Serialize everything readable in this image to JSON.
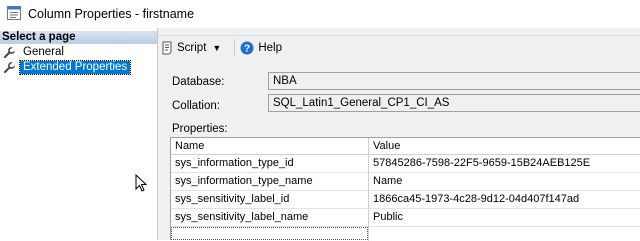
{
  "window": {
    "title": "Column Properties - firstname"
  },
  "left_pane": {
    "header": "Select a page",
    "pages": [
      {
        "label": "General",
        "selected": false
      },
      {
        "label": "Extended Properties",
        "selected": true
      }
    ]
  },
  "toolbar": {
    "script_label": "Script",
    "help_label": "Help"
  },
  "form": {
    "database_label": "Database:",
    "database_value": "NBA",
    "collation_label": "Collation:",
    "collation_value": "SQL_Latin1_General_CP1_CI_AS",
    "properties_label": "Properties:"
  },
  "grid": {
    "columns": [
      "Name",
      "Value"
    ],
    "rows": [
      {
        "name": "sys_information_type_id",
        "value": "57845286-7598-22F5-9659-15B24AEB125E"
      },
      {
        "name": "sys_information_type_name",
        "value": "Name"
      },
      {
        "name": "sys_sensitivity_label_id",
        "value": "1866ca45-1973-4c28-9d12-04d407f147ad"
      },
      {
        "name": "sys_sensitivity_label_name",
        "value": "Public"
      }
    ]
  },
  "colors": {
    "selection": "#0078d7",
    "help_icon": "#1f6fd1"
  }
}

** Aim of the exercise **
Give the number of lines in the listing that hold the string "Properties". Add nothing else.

** Result of the task **
3